Older cars between 15-17 years old are almost twice as likely to be stolen as newer vehicles, according to research by insurer Norwich Union.
Company officials say the majority of claims it deals with are for cars worth less than 5000, and the bias towards older vehicles is because opportunist thieves are far more likely to target a car without an immobilizer or modern security system.
They also say that many car thieves don't steal to resell the cars, but merely because they need short-term transport, often to get home after a night out. As a result, they will target older cars which are easy to get into and start.
Data also showed that thefts are 25% more likely in December and January - probably due to the long hours of darkness - and diesel cars are 16% more likely to be stolen.

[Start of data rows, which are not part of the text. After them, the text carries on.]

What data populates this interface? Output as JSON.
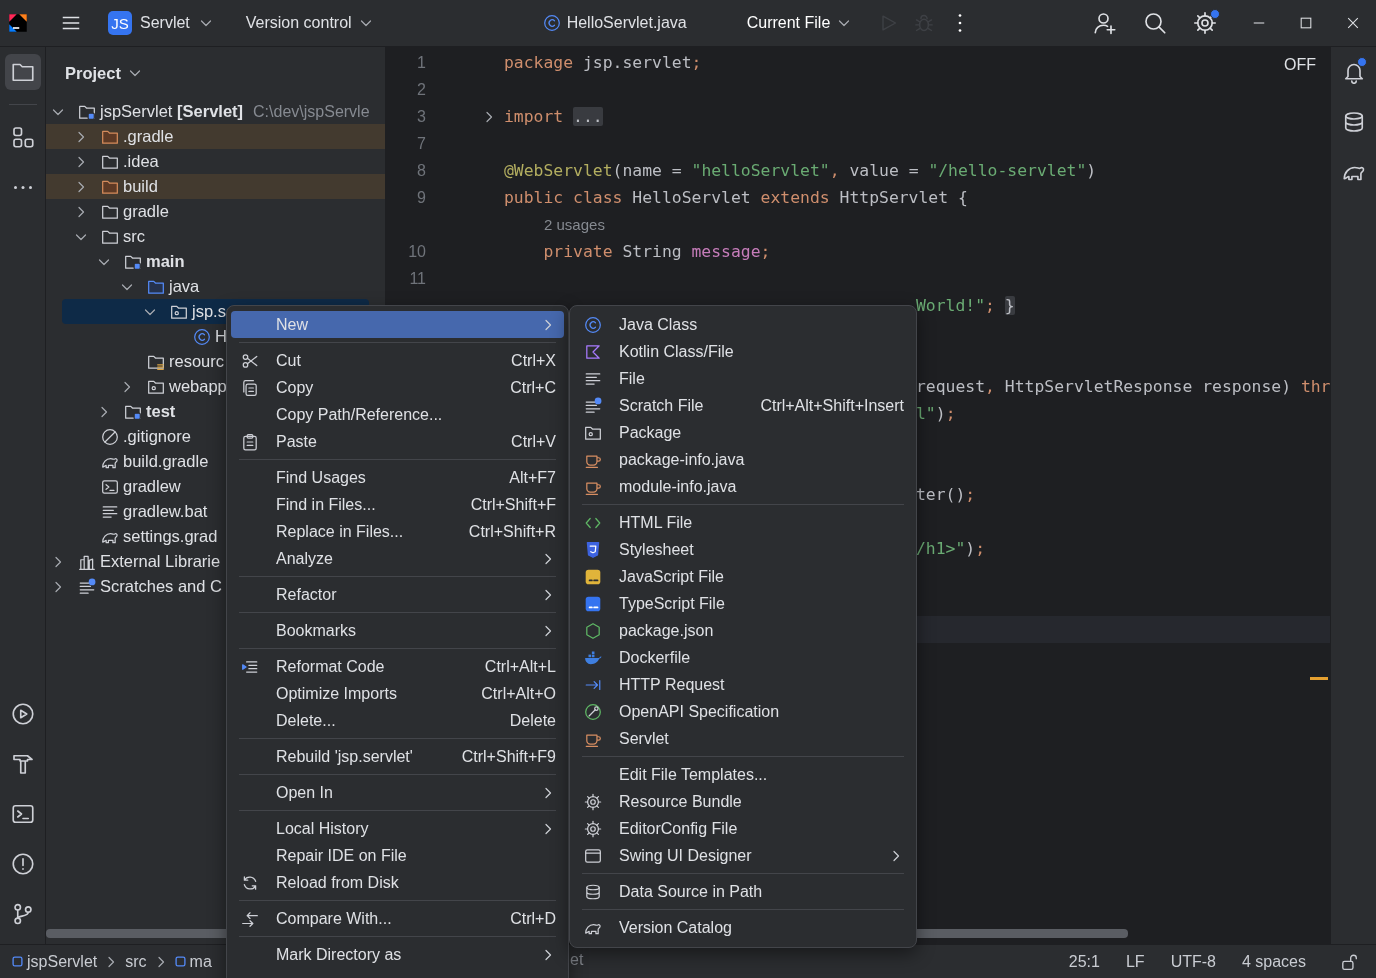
{
  "top_bar": {
    "project": {
      "badge": "JS",
      "name": "Servlet"
    },
    "vcs": "Version control",
    "file": "HelloServlet.java",
    "run_config": "Current File",
    "actions": [
      {
        "kind": "run",
        "disabled": true
      },
      {
        "kind": "debug",
        "disabled": true
      },
      {
        "kind": "more",
        "disabled": false
      }
    ],
    "tools": [
      {
        "kind": "add-user",
        "badge": false
      },
      {
        "kind": "search",
        "badge": false
      },
      {
        "kind": "settings",
        "badge": true
      }
    ]
  },
  "left_strip": {
    "top": [
      {
        "kind": "project",
        "selected": true
      },
      {
        "kind": "structure",
        "selected": false
      },
      {
        "kind": "more",
        "selected": false
      }
    ],
    "bottom": [
      {
        "kind": "services",
        "selected": false
      },
      {
        "kind": "build",
        "selected": false
      },
      {
        "kind": "terminal",
        "selected": false
      },
      {
        "kind": "problems",
        "selected": false
      },
      {
        "kind": "git",
        "selected": false
      }
    ]
  },
  "right_strip": [
    {
      "kind": "notifications",
      "badge": true
    },
    {
      "kind": "database",
      "badge": false
    },
    {
      "kind": "gradle",
      "badge": false
    }
  ],
  "project": {
    "title": "Project",
    "tree": [
      {
        "label": "jspServlet **[Servlet]**",
        "path": "C:\\dev\\jspServle",
        "kind": "module",
        "expanded": true,
        "selected": false,
        "excluded": false,
        "children": [
          {
            "label": ".gradle",
            "kind": "folder",
            "expanded": false,
            "selected": false,
            "excluded": true
          },
          {
            "label": ".idea",
            "kind": "folder",
            "expanded": false,
            "selected": false,
            "excluded": false
          },
          {
            "label": "build",
            "kind": "folder",
            "expanded": false,
            "selected": false,
            "excluded": true
          },
          {
            "label": "gradle",
            "kind": "folder",
            "expanded": false,
            "selected": false,
            "excluded": false
          },
          {
            "label": "src",
            "kind": "folder",
            "expanded": true,
            "selected": false,
            "excluded": false,
            "children": [
              {
                "label": "main",
                "kind": "source-set",
                "expanded": true,
                "selected": false,
                "excluded": false,
                "children": [
                  {
                    "label": "java",
                    "kind": "source-root",
                    "expanded": true,
                    "selected": false,
                    "excluded": false,
                    "children": [
                      {
                        "label": "jsp.s",
                        "kind": "package",
                        "expanded": true,
                        "selected": true,
                        "excluded": false,
                        "children": [
                          {
                            "label": "H",
                            "kind": "class",
                            "selected": false,
                            "excluded": false
                          }
                        ]
                      }
                    ]
                  },
                  {
                    "label": "resourc",
                    "kind": "resources",
                    "selected": false,
                    "excluded": false
                  },
                  {
                    "label": "webapp",
                    "kind": "package",
                    "expanded": false,
                    "selected": false,
                    "excluded": false
                  }
                ]
              },
              {
                "label": "test",
                "kind": "source-set",
                "expanded": false,
                "selected": false,
                "excluded": false
              }
            ]
          },
          {
            "label": ".gitignore",
            "kind": "gitignore",
            "selected": false,
            "excluded": false
          },
          {
            "label": "build.gradle",
            "kind": "gradle",
            "selected": false,
            "excluded": false
          },
          {
            "label": "gradlew",
            "kind": "terminal",
            "selected": false,
            "excluded": false
          },
          {
            "label": "gradlew.bat",
            "kind": "text",
            "selected": false,
            "excluded": false
          },
          {
            "label": "settings.grad",
            "kind": "gradle",
            "selected": false,
            "excluded": false
          }
        ]
      },
      {
        "label": "External Librarie",
        "kind": "library",
        "expanded": false,
        "selected": false,
        "excluded": false
      },
      {
        "label": "Scratches and C",
        "kind": "scratch",
        "expanded": false,
        "selected": false,
        "excluded": false
      }
    ]
  },
  "editor": {
    "mode": "OFF",
    "lines": [
      {
        "kind": "code",
        "number": "1",
        "tokens": [
          {
            "text": "package",
            "kind": "keyword"
          },
          {
            "text": " jsp.servlet",
            "kind": "plain"
          },
          {
            "text": ";",
            "kind": "keyword"
          }
        ]
      },
      {
        "kind": "code",
        "number": "2"
      },
      {
        "kind": "code",
        "number": "3",
        "folded": true,
        "tokens": [
          {
            "text": "import ",
            "kind": "keyword"
          },
          {
            "text": "...",
            "kind": "folded"
          }
        ]
      },
      {
        "kind": "code",
        "number": "7"
      },
      {
        "kind": "code",
        "number": "8",
        "tokens": [
          {
            "text": "@WebServlet",
            "kind": "annotation"
          },
          {
            "text": "(name = ",
            "kind": "plain"
          },
          {
            "text": "\"helloServlet\"",
            "kind": "string"
          },
          {
            "text": ", ",
            "kind": "keyword"
          },
          {
            "text": "value = ",
            "kind": "plain"
          },
          {
            "text": "\"/hello-servlet\"",
            "kind": "string"
          },
          {
            "text": ")",
            "kind": "plain"
          }
        ]
      },
      {
        "kind": "code",
        "number": "9",
        "tokens": [
          {
            "text": "public class ",
            "kind": "keyword"
          },
          {
            "text": "HelloServlet ",
            "kind": "plain"
          },
          {
            "text": "extends ",
            "kind": "keyword"
          },
          {
            "text": "HttpServlet {",
            "kind": "plain"
          }
        ]
      },
      {
        "kind": "hint",
        "text": "2 usages"
      },
      {
        "kind": "code",
        "number": "10",
        "tokens": [
          {
            "text": "    private ",
            "kind": "keyword"
          },
          {
            "text": "String ",
            "kind": "plain"
          },
          {
            "text": "message",
            "kind": "field"
          },
          {
            "text": ";",
            "kind": "keyword"
          }
        ]
      },
      {
        "kind": "code",
        "number": "11"
      },
      {
        "kind": "fragment",
        "tokens": [
          {
            "text": "World!\"",
            "kind": "string"
          },
          {
            "text": "; ",
            "kind": "keyword"
          },
          {
            "text": "}",
            "kind": "folded"
          }
        ]
      },
      {
        "kind": "covered"
      },
      {
        "kind": "covered"
      },
      {
        "kind": "fragment",
        "tokens": [
          {
            "text": "request",
            "kind": "plain"
          },
          {
            "text": ", ",
            "kind": "keyword"
          },
          {
            "text": "HttpServletResponse response) ",
            "kind": "plain"
          },
          {
            "text": "thr",
            "kind": "keyword"
          }
        ]
      },
      {
        "kind": "fragment",
        "tokens": [
          {
            "text": "l\"",
            "kind": "string"
          },
          {
            "text": ")",
            "kind": "plain"
          },
          {
            "text": ";",
            "kind": "keyword"
          }
        ]
      },
      {
        "kind": "covered"
      },
      {
        "kind": "covered"
      },
      {
        "kind": "fragment",
        "tokens": [
          {
            "text": "ter()",
            "kind": "plain"
          },
          {
            "text": ";",
            "kind": "keyword"
          }
        ]
      },
      {
        "kind": "covered"
      },
      {
        "kind": "fragment",
        "tokens": [
          {
            "text": "/h1>\"",
            "kind": "string"
          },
          {
            "text": ")",
            "kind": "plain"
          },
          {
            "text": ";",
            "kind": "keyword"
          }
        ]
      },
      {
        "kind": "covered"
      },
      {
        "kind": "covered"
      },
      {
        "kind": "covered",
        "current": true
      }
    ]
  },
  "menu": {
    "items": [
      {
        "kind": "item",
        "label": "New",
        "selected": true,
        "submenu": true
      },
      {
        "kind": "separator"
      },
      {
        "kind": "item",
        "label": "Cut",
        "shortcut": "Ctrl+X",
        "selected": false,
        "submenu": false
      },
      {
        "kind": "item",
        "label": "Copy",
        "shortcut": "Ctrl+C",
        "selected": false,
        "submenu": false
      },
      {
        "kind": "item",
        "label": "Copy Path/Reference...",
        "selected": false,
        "submenu": false
      },
      {
        "kind": "item",
        "label": "Paste",
        "shortcut": "Ctrl+V",
        "selected": false,
        "submenu": false
      },
      {
        "kind": "separator"
      },
      {
        "kind": "item",
        "label": "Find Usages",
        "shortcut": "Alt+F7",
        "selected": false,
        "submenu": false
      },
      {
        "kind": "item",
        "label": "Find in Files...",
        "shortcut": "Ctrl+Shift+F",
        "selected": false,
        "submenu": false
      },
      {
        "kind": "item",
        "label": "Replace in Files...",
        "shortcut": "Ctrl+Shift+R",
        "selected": false,
        "submenu": false
      },
      {
        "kind": "item",
        "label": "Analyze",
        "selected": false,
        "submenu": true
      },
      {
        "kind": "separator"
      },
      {
        "kind": "item",
        "label": "Refactor",
        "selected": false,
        "submenu": true
      },
      {
        "kind": "separator"
      },
      {
        "kind": "item",
        "label": "Bookmarks",
        "selected": false,
        "submenu": true
      },
      {
        "kind": "separator"
      },
      {
        "kind": "item",
        "label": "Reformat Code",
        "shortcut": "Ctrl+Alt+L",
        "selected": false,
        "submenu": false
      },
      {
        "kind": "item",
        "label": "Optimize Imports",
        "shortcut": "Ctrl+Alt+O",
        "selected": false,
        "submenu": false
      },
      {
        "kind": "item",
        "label": "Delete...",
        "shortcut": "Delete",
        "selected": false,
        "submenu": false
      },
      {
        "kind": "separator"
      },
      {
        "kind": "item",
        "label": "Rebuild 'jsp.servlet'",
        "shortcut": "Ctrl+Shift+F9",
        "selected": false,
        "submenu": false
      },
      {
        "kind": "separator"
      },
      {
        "kind": "item",
        "label": "Open In",
        "selected": false,
        "submenu": true
      },
      {
        "kind": "separator"
      },
      {
        "kind": "item",
        "label": "Local History",
        "selected": false,
        "submenu": true
      },
      {
        "kind": "item",
        "label": "Repair IDE on File",
        "selected": false,
        "submenu": false
      },
      {
        "kind": "item",
        "label": "Reload from Disk",
        "selected": false,
        "submenu": false
      },
      {
        "kind": "separator"
      },
      {
        "kind": "item",
        "label": "Compare With...",
        "shortcut": "Ctrl+D",
        "selected": false,
        "submenu": false
      },
      {
        "kind": "separator"
      },
      {
        "kind": "item",
        "label": "Mark Directory as",
        "selected": false,
        "submenu": true
      }
    ]
  },
  "submenu": {
    "items": [
      {
        "kind": "item",
        "label": "Java Class",
        "selected": false,
        "submenu": false
      },
      {
        "kind": "item",
        "label": "Kotlin Class/File",
        "selected": false,
        "submenu": false
      },
      {
        "kind": "item",
        "label": "File",
        "selected": false,
        "submenu": false
      },
      {
        "kind": "item",
        "label": "Scratch File",
        "shortcut": "Ctrl+Alt+Shift+Insert",
        "selected": false,
        "submenu": false
      },
      {
        "kind": "item",
        "label": "Package",
        "selected": false,
        "submenu": false
      },
      {
        "kind": "item",
        "label": "package-info.java",
        "selected": false,
        "submenu": false
      },
      {
        "kind": "item",
        "label": "module-info.java",
        "selected": false,
        "submenu": false
      },
      {
        "kind": "separator"
      },
      {
        "kind": "item",
        "label": "HTML File",
        "selected": false,
        "submenu": false
      },
      {
        "kind": "item",
        "label": "Stylesheet",
        "selected": false,
        "submenu": false
      },
      {
        "kind": "item",
        "label": "JavaScript File",
        "selected": false,
        "submenu": false
      },
      {
        "kind": "item",
        "label": "TypeScript File",
        "selected": false,
        "submenu": false
      },
      {
        "kind": "item",
        "label": "package.json",
        "selected": false,
        "submenu": false
      },
      {
        "kind": "item",
        "label": "Dockerfile",
        "selected": false,
        "submenu": false
      },
      {
        "kind": "item",
        "label": "HTTP Request",
        "selected": false,
        "submenu": false
      },
      {
        "kind": "item",
        "label": "OpenAPI Specification",
        "selected": false,
        "submenu": false
      },
      {
        "kind": "item",
        "label": "Servlet",
        "selected": false,
        "submenu": false
      },
      {
        "kind": "separator"
      },
      {
        "kind": "item",
        "label": "Edit File Templates...",
        "selected": false,
        "submenu": false
      },
      {
        "kind": "item",
        "label": "Resource Bundle",
        "selected": false,
        "submenu": false
      },
      {
        "kind": "item",
        "label": "EditorConfig File",
        "selected": false,
        "submenu": false
      },
      {
        "kind": "item",
        "label": "Swing UI Designer",
        "selected": false,
        "submenu": true
      },
      {
        "kind": "separator"
      },
      {
        "kind": "item",
        "label": "Data Source in Path",
        "selected": false,
        "submenu": false
      },
      {
        "kind": "separator"
      },
      {
        "kind": "item",
        "label": "Version Catalog",
        "selected": false,
        "submenu": false
      }
    ]
  },
  "status_bar": {
    "breadcrumbs": [
      {
        "label": "jspServlet",
        "kind": "module"
      },
      {
        "label": "src",
        "kind": "folder"
      },
      {
        "label": "ma",
        "kind": "module"
      }
    ],
    "hidden_crumb": "et",
    "position": "25:1",
    "line_separator": "LF",
    "encoding": "UTF-8",
    "indent": "4 spaces",
    "locked": false
  }
}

Cars parked on-street are 17% more likely to be stolen than a car on a driveway.